Looking at the data below, report how many lines contain "screenshot", with no other words.

====== Available data ======

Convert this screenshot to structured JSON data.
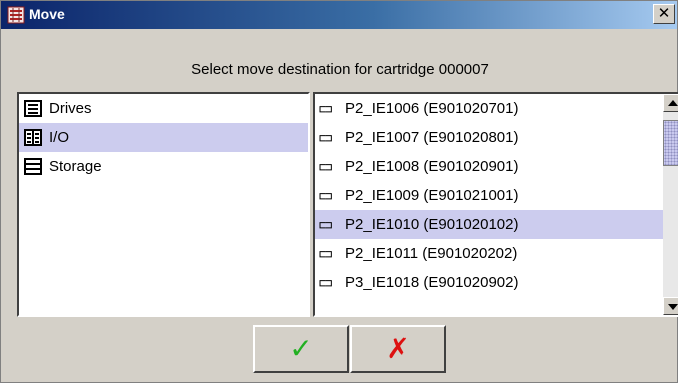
{
  "window": {
    "title": "Move",
    "close_glyph": "✕"
  },
  "prompt": "Select move destination for cartridge 000007",
  "locations": [
    {
      "label": "Drives",
      "icon": "drives-icon",
      "selected": false
    },
    {
      "label": "I/O",
      "icon": "io-icon",
      "selected": true
    },
    {
      "label": "Storage",
      "icon": "storage-icon",
      "selected": false
    }
  ],
  "slots": [
    {
      "label": "P2_IE1006 (E901020701)",
      "selected": false
    },
    {
      "label": "P2_IE1007 (E901020801)",
      "selected": false
    },
    {
      "label": "P2_IE1008 (E901020901)",
      "selected": false
    },
    {
      "label": "P2_IE1009 (E901021001)",
      "selected": false
    },
    {
      "label": "P2_IE1010 (E901020102)",
      "selected": true
    },
    {
      "label": "P2_IE1011 (E901020202)",
      "selected": false
    },
    {
      "label": "P3_IE1018 (E901020902)",
      "selected": false
    }
  ],
  "cartridge_glyph": "⊏⊐",
  "buttons": {
    "ok_glyph": "✓",
    "cancel_glyph": "✗"
  },
  "colors": {
    "selection": "#ccccee",
    "ok": "#22b022",
    "cancel": "#dd1111"
  }
}
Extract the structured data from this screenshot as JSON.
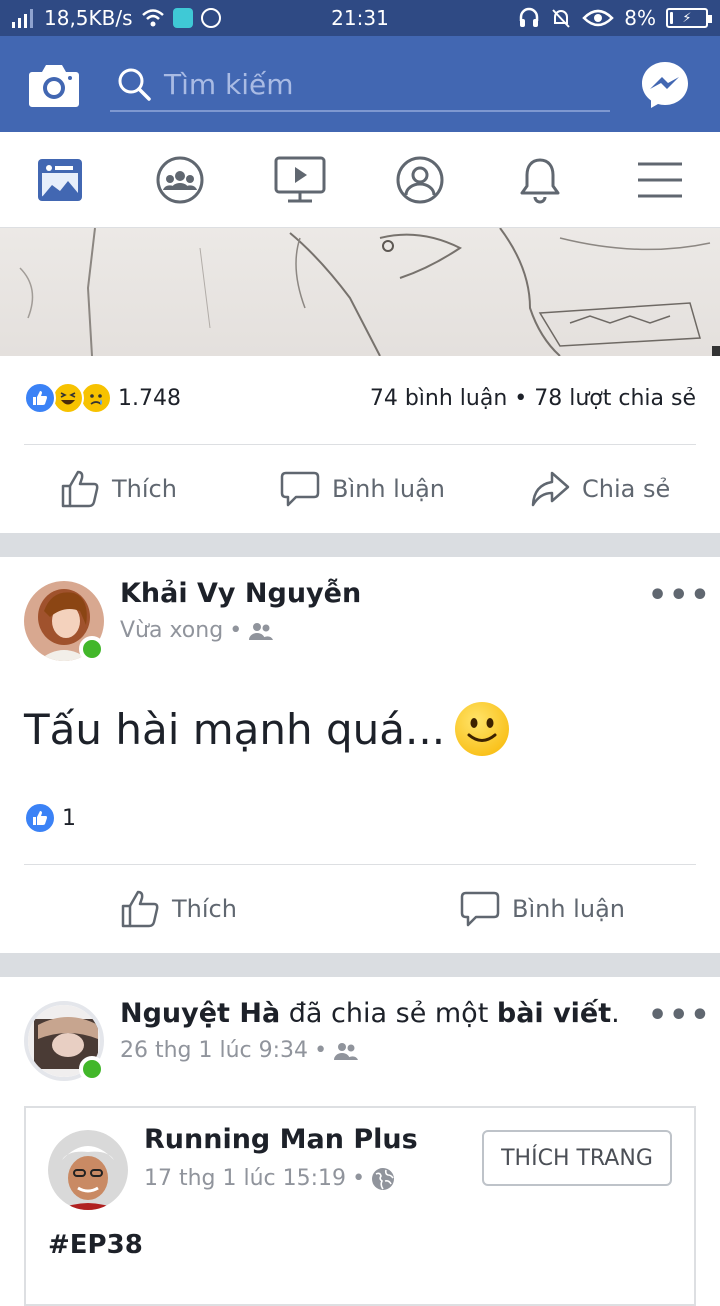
{
  "statusbar": {
    "speed": "18,5KB/s",
    "time": "21:31",
    "battery": "8%",
    "battery_level": 0.08
  },
  "topbar": {
    "search_placeholder": "Tìm kiếm"
  },
  "nav_tabs": [
    "news-feed",
    "groups",
    "watch",
    "profile",
    "notifications",
    "menu"
  ],
  "post1": {
    "reaction_count": "1.748",
    "stats": "74 bình luận • 78 lượt chia sẻ",
    "like_label": "Thích",
    "comment_label": "Bình luận",
    "share_label": "Chia sẻ"
  },
  "post2": {
    "author": "Khải Vy Nguyễn",
    "time": "Vừa xong",
    "text": "Tấu hài mạnh quá...",
    "reaction_count": "1",
    "like_label": "Thích",
    "comment_label": "Bình luận"
  },
  "post3": {
    "author": "Nguyệt Hà",
    "action_prefix": " đã chia sẻ một ",
    "action_object": "bài viết",
    "action_suffix": ".",
    "time": "26 thg 1 lúc 9:34",
    "shared": {
      "page_name": "Running Man Plus",
      "time": "17 thg 1 lúc 15:19",
      "like_page_label": "THÍCH TRANG",
      "text": "#EP38"
    }
  },
  "colors": {
    "fb_blue": "#4267b2",
    "status_bar": "#2f4a84",
    "online": "#42b72a",
    "meta_gray": "#90949c"
  }
}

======

§ **Exercise output**:
2